Action item =
Output the entire listing without altering anything.

Source data =

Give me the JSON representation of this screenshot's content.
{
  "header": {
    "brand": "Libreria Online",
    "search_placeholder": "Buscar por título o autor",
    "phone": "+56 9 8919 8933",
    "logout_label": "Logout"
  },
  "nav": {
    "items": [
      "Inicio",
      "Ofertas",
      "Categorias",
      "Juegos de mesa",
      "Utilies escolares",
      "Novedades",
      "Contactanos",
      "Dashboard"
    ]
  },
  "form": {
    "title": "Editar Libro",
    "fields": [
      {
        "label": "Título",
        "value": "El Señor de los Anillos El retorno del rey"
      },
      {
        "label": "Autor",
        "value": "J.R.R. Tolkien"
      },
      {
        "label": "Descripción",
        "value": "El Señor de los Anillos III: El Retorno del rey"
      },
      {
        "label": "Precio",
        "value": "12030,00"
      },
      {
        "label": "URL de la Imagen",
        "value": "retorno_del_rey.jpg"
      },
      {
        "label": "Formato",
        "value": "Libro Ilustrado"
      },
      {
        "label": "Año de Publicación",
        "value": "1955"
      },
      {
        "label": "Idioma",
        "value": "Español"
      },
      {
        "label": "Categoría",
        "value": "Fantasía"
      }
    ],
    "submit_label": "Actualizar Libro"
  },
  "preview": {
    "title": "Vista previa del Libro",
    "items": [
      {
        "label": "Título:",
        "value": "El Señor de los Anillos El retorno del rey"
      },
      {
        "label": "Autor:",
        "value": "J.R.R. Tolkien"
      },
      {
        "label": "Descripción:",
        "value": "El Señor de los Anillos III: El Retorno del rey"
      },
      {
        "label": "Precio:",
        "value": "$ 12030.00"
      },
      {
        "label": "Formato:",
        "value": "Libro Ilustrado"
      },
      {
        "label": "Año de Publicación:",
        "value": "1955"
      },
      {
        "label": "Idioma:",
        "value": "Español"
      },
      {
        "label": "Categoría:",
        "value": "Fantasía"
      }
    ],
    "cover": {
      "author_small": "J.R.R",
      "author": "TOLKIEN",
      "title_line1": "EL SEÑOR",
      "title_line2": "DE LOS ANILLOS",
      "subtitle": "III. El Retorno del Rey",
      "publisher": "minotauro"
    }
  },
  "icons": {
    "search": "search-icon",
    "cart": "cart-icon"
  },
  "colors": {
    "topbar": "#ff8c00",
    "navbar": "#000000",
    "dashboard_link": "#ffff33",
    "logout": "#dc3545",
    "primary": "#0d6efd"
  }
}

Exercise answer =
Give me the JSON representation of this screenshot's content.
{
  "header": {
    "brand": "Libreria Online",
    "search_placeholder": "Buscar por título o autor",
    "phone": "+56 9 8919 8933",
    "logout_label": "Logout"
  },
  "nav": {
    "items": [
      "Inicio",
      "Ofertas",
      "Categorias",
      "Juegos de mesa",
      "Utilies escolares",
      "Novedades",
      "Contactanos",
      "Dashboard"
    ]
  },
  "form": {
    "title": "Editar Libro",
    "fields": [
      {
        "label": "Título",
        "value": "El Señor de los Anillos El retorno del rey"
      },
      {
        "label": "Autor",
        "value": "J.R.R. Tolkien"
      },
      {
        "label": "Descripción",
        "value": "El Señor de los Anillos III: El Retorno del rey"
      },
      {
        "label": "Precio",
        "value": "12030,00"
      },
      {
        "label": "URL de la Imagen",
        "value": "retorno_del_rey.jpg"
      },
      {
        "label": "Formato",
        "value": "Libro Ilustrado"
      },
      {
        "label": "Año de Publicación",
        "value": "1955"
      },
      {
        "label": "Idioma",
        "value": "Español"
      },
      {
        "label": "Categoría",
        "value": "Fantasía"
      }
    ],
    "submit_label": "Actualizar Libro"
  },
  "preview": {
    "title": "Vista previa del Libro",
    "items": [
      {
        "label": "Título:",
        "value": "El Señor de los Anillos El retorno del rey"
      },
      {
        "label": "Autor:",
        "value": "J.R.R. Tolkien"
      },
      {
        "label": "Descripción:",
        "value": "El Señor de los Anillos III: El Retorno del rey"
      },
      {
        "label": "Precio:",
        "value": "$ 12030.00"
      },
      {
        "label": "Formato:",
        "value": "Libro Ilustrado"
      },
      {
        "label": "Año de Publicación:",
        "value": "1955"
      },
      {
        "label": "Idioma:",
        "value": "Español"
      },
      {
        "label": "Categoría:",
        "value": "Fantasía"
      }
    ],
    "cover": {
      "author_small": "J.R.R",
      "author": "TOLKIEN",
      "title_line1": "EL SEÑOR",
      "title_line2": "DE LOS ANILLOS",
      "subtitle": "III. El Retorno del Rey",
      "publisher": "minotauro"
    }
  },
  "icons": {
    "search": "search-icon",
    "cart": "cart-icon"
  },
  "colors": {
    "topbar": "#ff8c00",
    "navbar": "#000000",
    "dashboard_link": "#ffff33",
    "logout": "#dc3545",
    "primary": "#0d6efd"
  }
}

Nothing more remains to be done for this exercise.